But Ntini-Jacobson and others, including me, saw a victim ambushed by a camera-ready bit of performative nonsense. Dunn, a tall, large Black man in uniform who had testified about the racial abuse he endured during the siege of the capitol, never rose from his chair or made eye contact with Ayres, and his intense body language told the story he could not verbally tell in that moment.
“So many people were texting me ‘Yo, don’t hit him.’ Do I forgive him [Ayres] specifically? No,” confirmed Dunn, who quote-tweeted “Apology given ...” in response — those ellipses speaking volumes.
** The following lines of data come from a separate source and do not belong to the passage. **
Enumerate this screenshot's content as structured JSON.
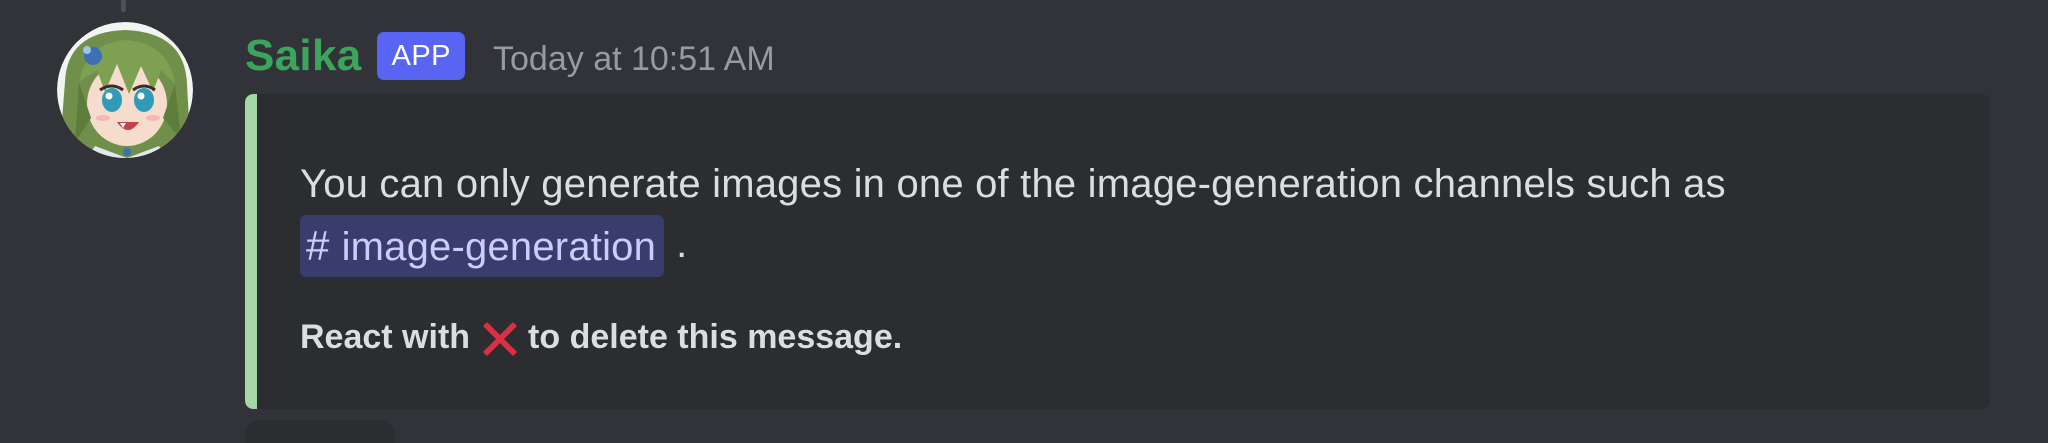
{
  "message": {
    "author": "Saika",
    "badge": "APP",
    "timestamp": "Today at 10:51 AM",
    "avatar_icon": "anime-character-avatar"
  },
  "embed": {
    "accent_color": "#a5d6a7",
    "description_text": "You can only generate images in one of the image-generation channels such as",
    "channel_mention": {
      "icon": "#",
      "name": "image-generation"
    },
    "description_suffix": ".",
    "footer": {
      "prefix": "React with",
      "emoji": "cross-mark-emoji",
      "suffix": "to delete this message."
    }
  },
  "colors": {
    "background": "#313338",
    "embed_background": "#2b2d31",
    "username": "#3ba55c",
    "badge": "#5865f2",
    "mention_background": "#3c4270",
    "mention_text": "#c9cdfb"
  }
}
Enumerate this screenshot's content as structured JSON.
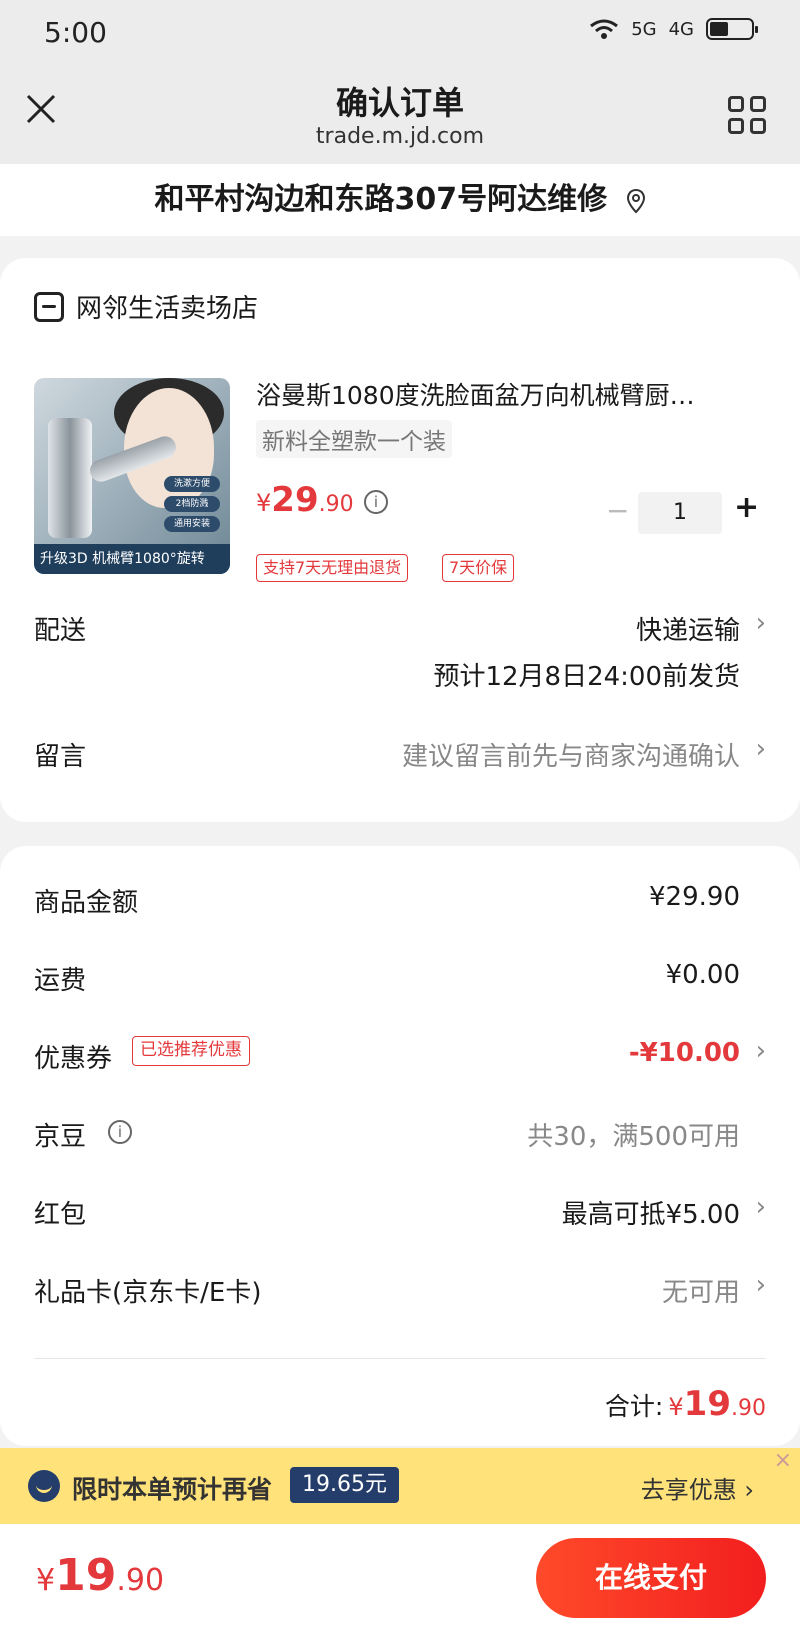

After that, he noticed Ntini-Jacobson’s support and good humor. “I knew she was always talking about ‘Boo’ and ‘Bae.’ It was funny to me! What she said was ‘You don’t owe it to them,’ and I said, ‘Yeah, you’re right. I appreciate that.”
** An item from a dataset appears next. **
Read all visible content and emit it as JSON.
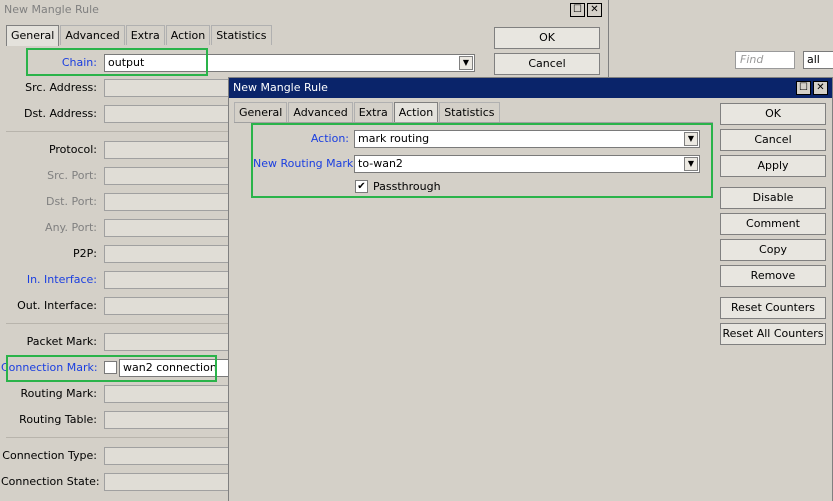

Her good-natured combination of cute dudes and democracy — “two of my favorite things,” Ntini-Jacobson said — is rooted in a need to lighten the national political mood. A former consultant for African businesses, she became an active tweeter during the uniquely crucial 2020 election cycle, when “we were all hyper-focused on beating [then-president Donald] Trump, everyone was in a negative head space, and there was a cloud over politics.” An immigrant from South Africa, she said there was “a palpable existential fear. I would walk around with all my papers, just in case.”
But with the election of the Biden-Harris ticket, Ntini-Jacobson felt “all this euphoria, a weight lifted off” that wasn’t reflected on Twitter in general. “I made the conscious decision that my account was going to be an account of joy and celebration that supported the administration every way I could, with humor.”
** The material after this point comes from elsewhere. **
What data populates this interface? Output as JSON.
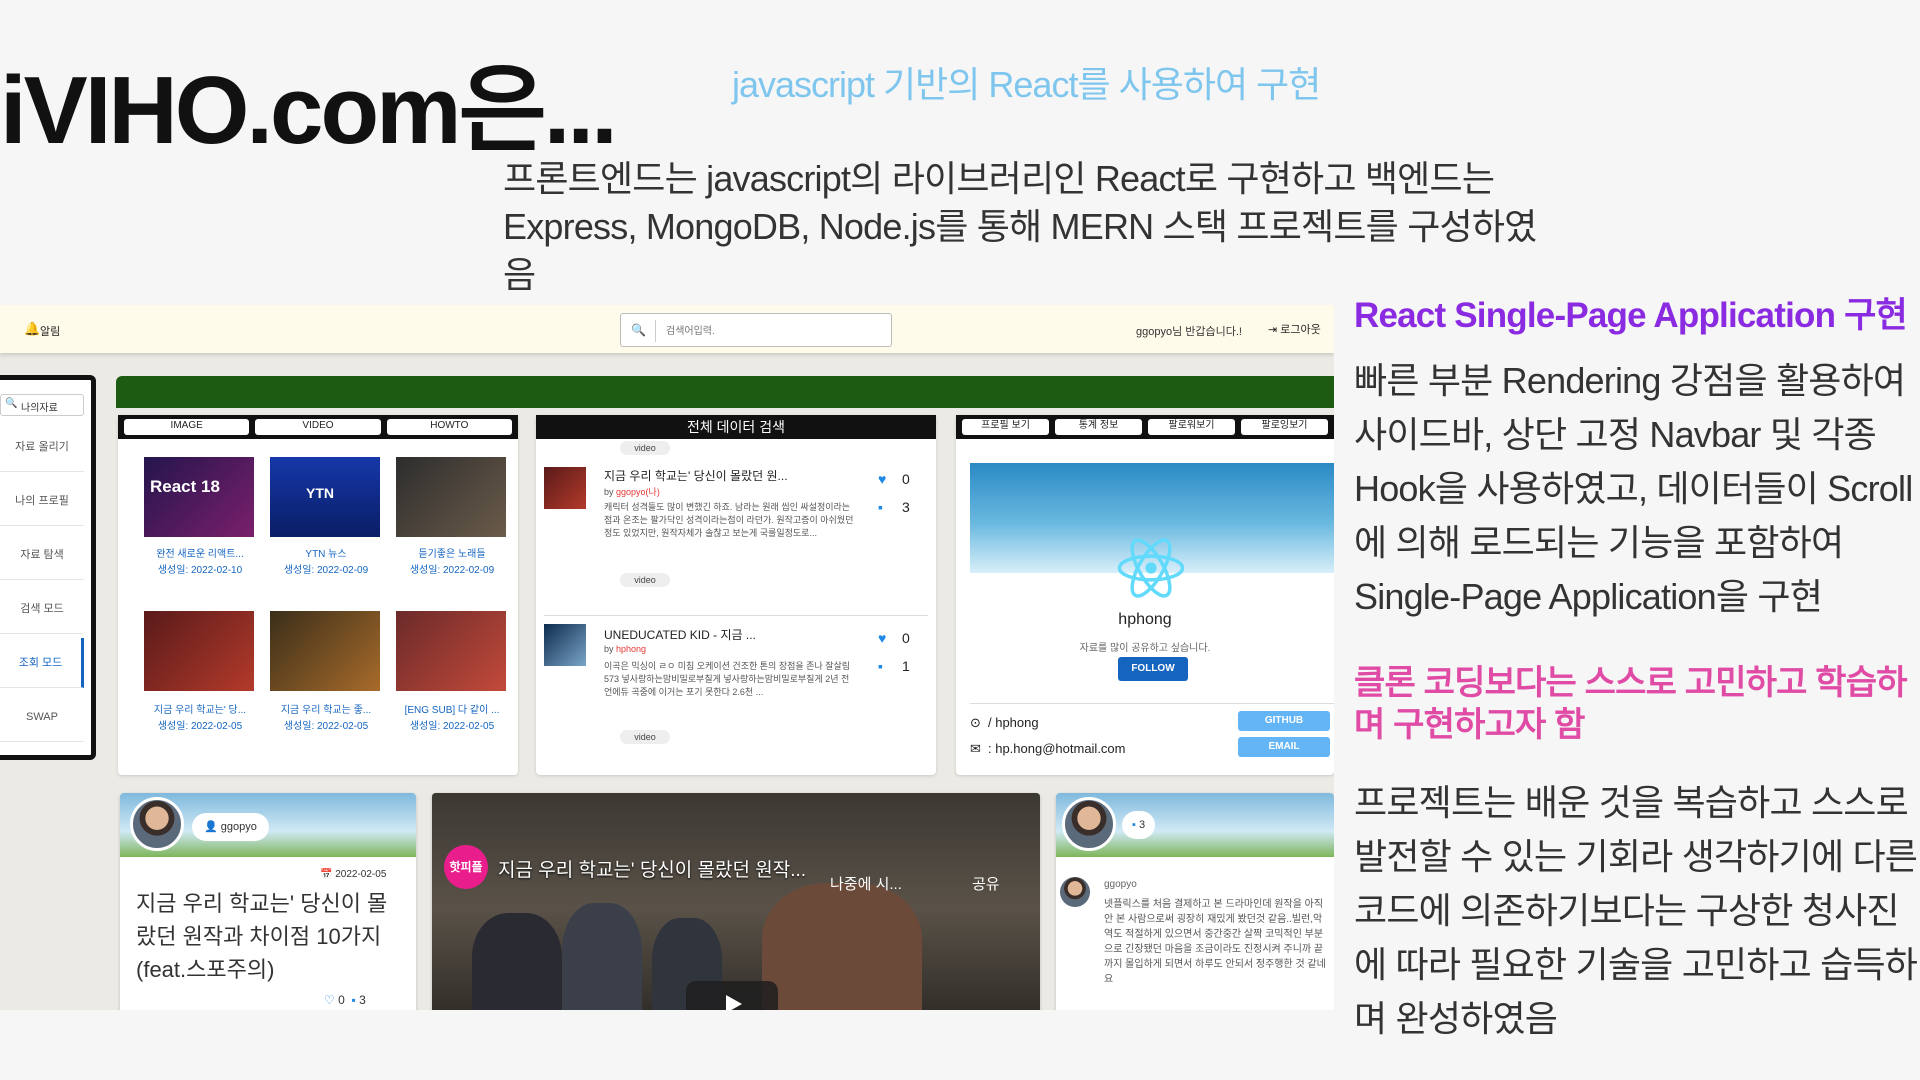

She did that with Qondi, with the pop culture zeal of a K-pop or Taylor Swift fan and the democracy-boosting knowledge of the internationally politically savvy professional she is. Starting with her so-called thirst tweets about Ossoff, and then with Warnock and others, she has raised more than $31,000 for Warnock’s campaign.
Dunn, a former James Madison University football player, makes it clear that any endorsement of candidates is done as an individual and not as a representative of the Capitol Police. “I’m a normal dude. There are people who didn’t know that until Jan. 7. I’m a private person who was thrust into the public eye.”
He acknowledges that he’s been able to do some good not only because of his good acts but his good looks. “I’m completely humble about it, but I do get a little self-gratification out of it,” said Dunn, who was awarded the Congressional Gold Medal by President Joe Biden. “My love language is words of affirmation, so imagine me reading all that stuff! I’m like a kid in a candy store. I do like using my platform for good, and people are listening,” he said. “It says something of substance that is meaningful. I have a civic duty.”
Dunn shares the sense of duty with Ntini-Jacobson, who I interviewed as a freelancer for a Washington Post parenting story right before joining The Baltimore Banner. She wants you to know that this is all in good fun, and that while she appreciates the obvious attractiveness of the “bae tier” public servants and celebrities she fetes online, she thirsts more after justice and democracy. “It’s about how hot they are and also about the good work they do,” she said.
Dunn confirms that as much as this recognition tickles him, that good work is what inspires him, even when things get rough. He frames his job not as defending the views of the individual people who may or may not uphold that concept, he said, but of the ethics and ideals this country holds and that he swore to uphold.
“All of these people are just one person. I look at it that they are representing people who don’t have a voice,” he said. “These members? They’ll be gone. But that seat of democracy will always stay.”
And to quote Paris Hilton: That’s hot.